Because of my specimen having a distinctly ribbed capsule that narrowed abruptly (strangulated) before flaring to the peristome (the mouth of the capsule), as well as being monoicous and having phaneroporous stomata, I had felt pretty good calling it Orthotrichum affine, and the fact that it was now called Lewinskya affinis was merely interesting to me. Until I read that, when they applied molecular testing to members of the new genus, it became apparent that Lewinskya affinis, a species found on 4 continents, was in fact a species complex, comprising as many as seven different species. So, with a slightly pained sigh, it was back to the drawing board.
Eventually I found a paper by Vigalondo et. al (2020) that had a key and descriptions of the new species, and in a weird quirk of Internet fate I was allowed to access it, although when I went back to link it to this profile I just found the abstract and a paywall. But by then I had re-examined my specimens, and come to the conclusion that I probably had Lewinskya pacifica (L. affinis as presently circumscribed is considered to be a strictly Eurasian and North African species). But I say probably because, while that is the best overall fit, due to location, substrate, and lack of netlike structures on the exostome (the exterior ‘teeth’ of the peristome), still the key calls for L. pacifica to have a blunt (obtuse) apex to the leaves, and these have mostly pointed tips. So I’ll just leave it here with that ambiguity, since some leaves did have relatively blunt apexes.

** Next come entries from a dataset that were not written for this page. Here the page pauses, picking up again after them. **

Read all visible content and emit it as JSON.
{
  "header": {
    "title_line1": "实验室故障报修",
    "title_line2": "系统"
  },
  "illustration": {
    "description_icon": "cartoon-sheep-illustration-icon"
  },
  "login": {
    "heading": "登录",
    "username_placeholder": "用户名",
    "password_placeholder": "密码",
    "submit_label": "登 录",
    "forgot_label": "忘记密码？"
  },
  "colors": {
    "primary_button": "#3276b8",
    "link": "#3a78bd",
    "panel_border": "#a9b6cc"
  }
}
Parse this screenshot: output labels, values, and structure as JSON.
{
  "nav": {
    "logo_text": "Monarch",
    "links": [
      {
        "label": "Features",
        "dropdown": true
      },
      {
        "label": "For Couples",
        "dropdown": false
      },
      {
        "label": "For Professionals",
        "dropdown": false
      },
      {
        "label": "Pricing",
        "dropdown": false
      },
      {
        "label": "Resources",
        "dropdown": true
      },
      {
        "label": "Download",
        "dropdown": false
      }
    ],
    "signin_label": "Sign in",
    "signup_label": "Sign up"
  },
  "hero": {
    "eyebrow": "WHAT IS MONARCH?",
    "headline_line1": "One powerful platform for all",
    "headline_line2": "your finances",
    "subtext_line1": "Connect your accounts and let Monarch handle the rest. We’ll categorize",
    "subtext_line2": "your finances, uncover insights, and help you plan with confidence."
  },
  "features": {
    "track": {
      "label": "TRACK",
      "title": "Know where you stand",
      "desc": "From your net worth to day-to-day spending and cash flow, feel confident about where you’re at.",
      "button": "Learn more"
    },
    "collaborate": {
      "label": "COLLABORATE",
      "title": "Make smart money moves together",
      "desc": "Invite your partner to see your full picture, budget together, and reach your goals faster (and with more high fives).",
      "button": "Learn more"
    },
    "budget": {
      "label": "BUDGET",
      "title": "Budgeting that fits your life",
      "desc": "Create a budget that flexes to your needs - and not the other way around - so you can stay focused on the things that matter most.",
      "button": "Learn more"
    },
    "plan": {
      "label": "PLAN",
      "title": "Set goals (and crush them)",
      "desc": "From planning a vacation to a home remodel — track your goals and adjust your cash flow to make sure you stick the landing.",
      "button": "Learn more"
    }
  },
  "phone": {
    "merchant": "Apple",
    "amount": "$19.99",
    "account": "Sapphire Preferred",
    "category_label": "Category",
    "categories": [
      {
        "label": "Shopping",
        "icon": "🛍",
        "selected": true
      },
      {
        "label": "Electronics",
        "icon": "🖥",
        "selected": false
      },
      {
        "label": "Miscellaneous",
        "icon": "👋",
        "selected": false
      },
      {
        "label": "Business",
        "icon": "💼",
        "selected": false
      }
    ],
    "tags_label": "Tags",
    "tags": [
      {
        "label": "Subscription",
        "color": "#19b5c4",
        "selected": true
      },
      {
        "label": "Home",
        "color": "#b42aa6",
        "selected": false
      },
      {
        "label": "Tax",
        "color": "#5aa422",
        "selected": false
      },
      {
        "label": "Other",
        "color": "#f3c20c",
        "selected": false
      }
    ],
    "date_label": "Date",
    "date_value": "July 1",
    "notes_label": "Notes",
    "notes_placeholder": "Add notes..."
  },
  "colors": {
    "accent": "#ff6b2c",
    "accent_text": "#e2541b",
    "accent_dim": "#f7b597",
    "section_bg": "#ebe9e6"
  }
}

Description-Small (up to 2cm tall by 4cm wide) clumps or cushions of dull green moss with small (2.1-3.3mm long by .5-.9mm wide) lanceolate leaves; capsules slightly immersed in the surrounding leaves (parichaetial leaves) to slightly emergent; capsules strongly ribbed and strangulated when dry, with phaneroporous stomata on the lower half; exostomes rectangular cells, seldom split, lacking fenestration (windows or holes); monoicous.
Similar species–Lewinskya pseudoaffinis has cancellated (netlike) ends to the exostomes, and less strangulated capsules; L. arida and L. praemorsa are found on rock in drier locations; Ulota sp. have crisped and twisted leaves when dry; Orthotrichum and Pulvigera sp. are cryptoporous or dioicous, or both.
Habitat-Epiphitic on hardwoods; probably a common resident on street trees in urban areas.
Range-Pacific Coast; primarily west of the Cascades, and in sw Oregon and nw California in our region.
Reproductive timing– forms sporophytes almost year around.
Eaten by-Various slugs, snails, insects, woodlice, springtails, and nematodes, and the capsules are probably also taken by small birds.
Etymology of names–Lewinskya honors Jette Lewinsky-Haapasaari, a renowned expert on the family Orthotrichaceae. The specific epithet pacifica refers to it being found along the Pacific Coast.